[PROBLEM DETAILS] In the listing that follows, copy out each line that includes the word "screenshot".

---------- DATA ----------

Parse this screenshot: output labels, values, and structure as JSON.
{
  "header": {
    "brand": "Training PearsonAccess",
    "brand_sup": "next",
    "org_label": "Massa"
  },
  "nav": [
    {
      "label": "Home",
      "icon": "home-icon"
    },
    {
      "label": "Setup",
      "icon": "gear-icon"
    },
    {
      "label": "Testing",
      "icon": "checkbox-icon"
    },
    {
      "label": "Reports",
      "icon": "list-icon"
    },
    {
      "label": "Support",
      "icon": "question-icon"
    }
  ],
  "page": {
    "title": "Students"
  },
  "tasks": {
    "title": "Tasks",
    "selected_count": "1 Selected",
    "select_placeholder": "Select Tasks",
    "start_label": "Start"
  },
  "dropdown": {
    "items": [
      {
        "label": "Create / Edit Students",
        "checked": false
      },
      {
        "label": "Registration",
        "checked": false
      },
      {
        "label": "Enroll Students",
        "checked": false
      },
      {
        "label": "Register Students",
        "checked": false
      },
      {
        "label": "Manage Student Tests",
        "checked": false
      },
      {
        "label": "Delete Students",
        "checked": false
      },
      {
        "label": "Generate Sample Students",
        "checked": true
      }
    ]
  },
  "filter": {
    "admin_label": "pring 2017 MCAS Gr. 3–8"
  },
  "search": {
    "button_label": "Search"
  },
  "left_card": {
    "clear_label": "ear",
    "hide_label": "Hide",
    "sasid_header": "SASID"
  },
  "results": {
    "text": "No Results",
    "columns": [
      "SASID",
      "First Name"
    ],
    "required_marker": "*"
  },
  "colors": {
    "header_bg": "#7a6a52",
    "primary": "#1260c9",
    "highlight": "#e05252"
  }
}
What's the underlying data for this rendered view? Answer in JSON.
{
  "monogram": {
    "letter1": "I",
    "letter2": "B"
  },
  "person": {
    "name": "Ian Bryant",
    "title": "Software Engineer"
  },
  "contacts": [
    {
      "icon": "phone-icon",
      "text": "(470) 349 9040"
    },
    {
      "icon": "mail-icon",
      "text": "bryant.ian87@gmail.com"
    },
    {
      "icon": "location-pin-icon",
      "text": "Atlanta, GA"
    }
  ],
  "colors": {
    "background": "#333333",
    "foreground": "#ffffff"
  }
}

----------
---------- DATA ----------

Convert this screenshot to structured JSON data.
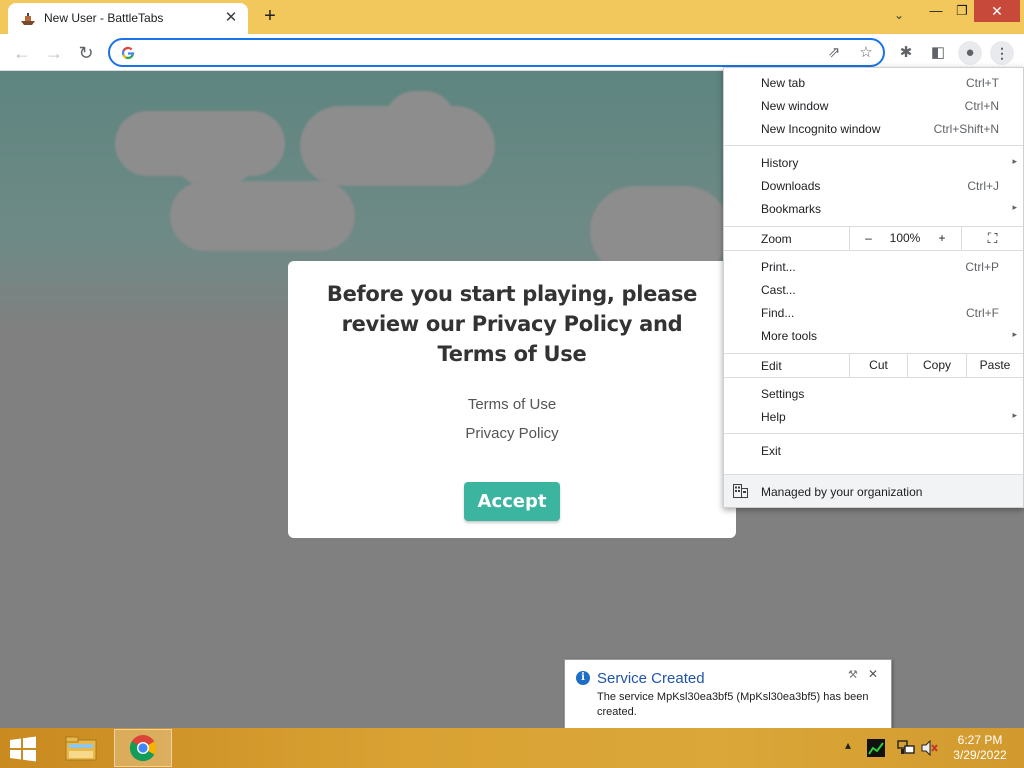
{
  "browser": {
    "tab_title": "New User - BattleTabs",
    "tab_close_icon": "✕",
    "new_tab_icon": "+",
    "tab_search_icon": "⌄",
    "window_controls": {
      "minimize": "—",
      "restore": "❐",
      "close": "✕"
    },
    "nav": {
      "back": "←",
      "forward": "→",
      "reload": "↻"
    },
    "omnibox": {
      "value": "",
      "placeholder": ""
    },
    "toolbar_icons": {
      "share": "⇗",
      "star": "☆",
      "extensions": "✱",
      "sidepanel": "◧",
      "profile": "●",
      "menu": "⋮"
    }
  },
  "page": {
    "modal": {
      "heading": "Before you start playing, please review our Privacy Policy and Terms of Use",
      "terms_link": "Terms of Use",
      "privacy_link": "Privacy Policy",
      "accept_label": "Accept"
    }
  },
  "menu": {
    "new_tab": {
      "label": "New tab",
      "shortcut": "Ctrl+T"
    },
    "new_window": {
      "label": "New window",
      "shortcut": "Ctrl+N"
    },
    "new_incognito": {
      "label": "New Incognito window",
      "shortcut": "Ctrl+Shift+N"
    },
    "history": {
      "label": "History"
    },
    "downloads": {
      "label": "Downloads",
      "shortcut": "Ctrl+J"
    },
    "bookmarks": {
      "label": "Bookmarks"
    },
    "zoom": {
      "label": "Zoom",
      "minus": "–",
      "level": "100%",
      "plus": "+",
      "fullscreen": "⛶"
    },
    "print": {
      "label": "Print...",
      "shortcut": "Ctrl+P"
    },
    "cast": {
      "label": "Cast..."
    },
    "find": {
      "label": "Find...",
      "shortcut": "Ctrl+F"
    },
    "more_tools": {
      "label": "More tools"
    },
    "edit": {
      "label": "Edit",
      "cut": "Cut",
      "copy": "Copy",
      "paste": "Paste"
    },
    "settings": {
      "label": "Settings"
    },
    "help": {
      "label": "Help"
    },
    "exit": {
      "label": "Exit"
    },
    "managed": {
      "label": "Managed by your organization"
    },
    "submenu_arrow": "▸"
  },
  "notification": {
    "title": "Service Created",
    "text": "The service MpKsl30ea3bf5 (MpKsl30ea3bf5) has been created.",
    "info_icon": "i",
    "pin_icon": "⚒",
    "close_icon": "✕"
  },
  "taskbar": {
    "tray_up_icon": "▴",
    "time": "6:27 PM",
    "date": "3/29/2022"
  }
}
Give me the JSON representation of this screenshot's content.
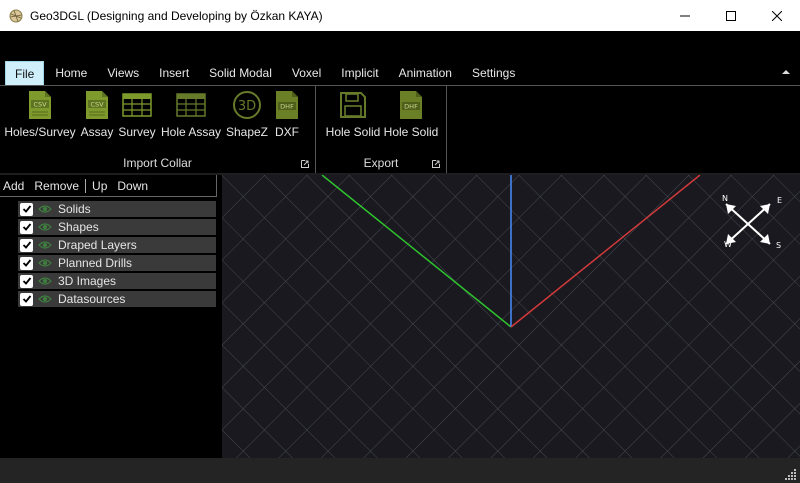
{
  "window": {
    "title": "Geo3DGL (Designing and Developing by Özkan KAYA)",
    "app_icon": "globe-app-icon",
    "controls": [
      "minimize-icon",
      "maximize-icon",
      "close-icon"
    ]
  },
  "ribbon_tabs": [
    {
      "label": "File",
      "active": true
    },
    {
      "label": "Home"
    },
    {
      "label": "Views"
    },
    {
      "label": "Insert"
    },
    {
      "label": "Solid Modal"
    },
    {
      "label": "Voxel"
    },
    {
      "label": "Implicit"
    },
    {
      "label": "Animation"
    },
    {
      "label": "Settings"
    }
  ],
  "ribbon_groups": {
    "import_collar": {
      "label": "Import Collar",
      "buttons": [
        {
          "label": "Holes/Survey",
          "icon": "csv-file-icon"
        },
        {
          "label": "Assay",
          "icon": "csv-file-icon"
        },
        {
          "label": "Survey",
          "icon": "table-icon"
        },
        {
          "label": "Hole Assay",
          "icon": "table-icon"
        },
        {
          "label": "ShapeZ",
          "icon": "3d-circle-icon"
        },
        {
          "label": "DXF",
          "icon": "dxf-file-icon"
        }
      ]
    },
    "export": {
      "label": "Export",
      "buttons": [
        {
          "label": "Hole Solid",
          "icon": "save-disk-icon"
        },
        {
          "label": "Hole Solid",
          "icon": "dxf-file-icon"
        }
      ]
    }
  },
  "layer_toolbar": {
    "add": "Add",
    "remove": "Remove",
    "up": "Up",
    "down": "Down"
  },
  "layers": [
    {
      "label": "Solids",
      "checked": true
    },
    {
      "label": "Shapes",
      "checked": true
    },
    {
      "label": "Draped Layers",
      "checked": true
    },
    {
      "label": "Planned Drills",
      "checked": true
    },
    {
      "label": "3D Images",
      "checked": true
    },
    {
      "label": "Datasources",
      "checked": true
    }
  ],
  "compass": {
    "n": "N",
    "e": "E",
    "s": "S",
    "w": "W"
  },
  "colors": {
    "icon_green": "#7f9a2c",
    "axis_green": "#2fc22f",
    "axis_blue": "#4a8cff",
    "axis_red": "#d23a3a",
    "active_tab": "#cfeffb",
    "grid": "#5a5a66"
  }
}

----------
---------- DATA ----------

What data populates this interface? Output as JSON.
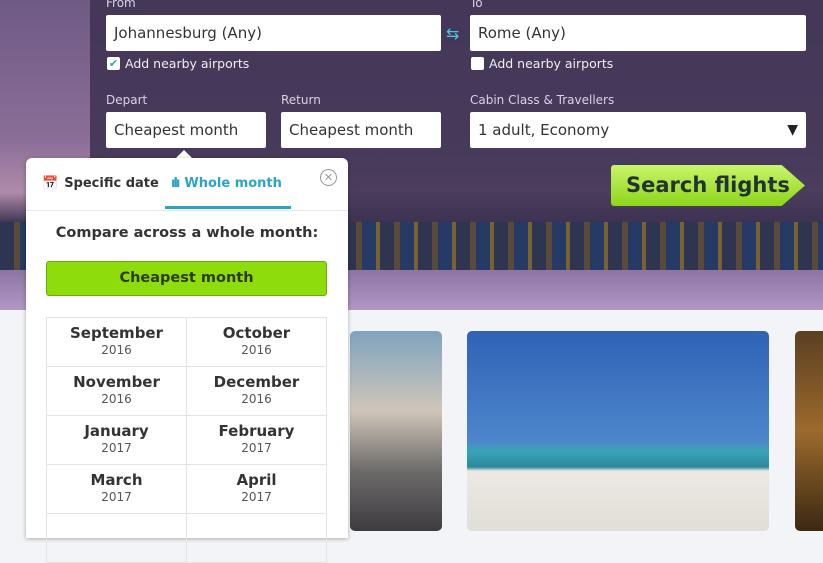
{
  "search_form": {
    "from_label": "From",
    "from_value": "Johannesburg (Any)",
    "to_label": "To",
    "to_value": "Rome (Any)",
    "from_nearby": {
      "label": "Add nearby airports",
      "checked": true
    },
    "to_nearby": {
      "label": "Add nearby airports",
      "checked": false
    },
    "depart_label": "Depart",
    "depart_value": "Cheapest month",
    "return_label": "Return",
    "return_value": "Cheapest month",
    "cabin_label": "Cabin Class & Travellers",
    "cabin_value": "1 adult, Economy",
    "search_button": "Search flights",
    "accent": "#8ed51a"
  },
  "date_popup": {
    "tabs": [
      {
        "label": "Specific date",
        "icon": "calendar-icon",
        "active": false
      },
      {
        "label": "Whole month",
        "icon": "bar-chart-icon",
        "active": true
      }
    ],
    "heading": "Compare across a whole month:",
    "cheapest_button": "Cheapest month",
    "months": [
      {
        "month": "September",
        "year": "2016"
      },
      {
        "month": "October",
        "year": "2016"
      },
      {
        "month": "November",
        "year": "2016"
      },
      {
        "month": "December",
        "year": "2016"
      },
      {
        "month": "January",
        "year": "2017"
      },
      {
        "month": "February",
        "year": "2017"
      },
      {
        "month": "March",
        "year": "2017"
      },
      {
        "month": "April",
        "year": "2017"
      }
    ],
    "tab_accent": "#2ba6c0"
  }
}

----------

[RESULT OF THIS EXERCISE]
Parse this screenshot: output labels, values, and structure as JSON.
Convert this screenshot to structured JSON data.
Give me the JSON representation of this screenshot's content.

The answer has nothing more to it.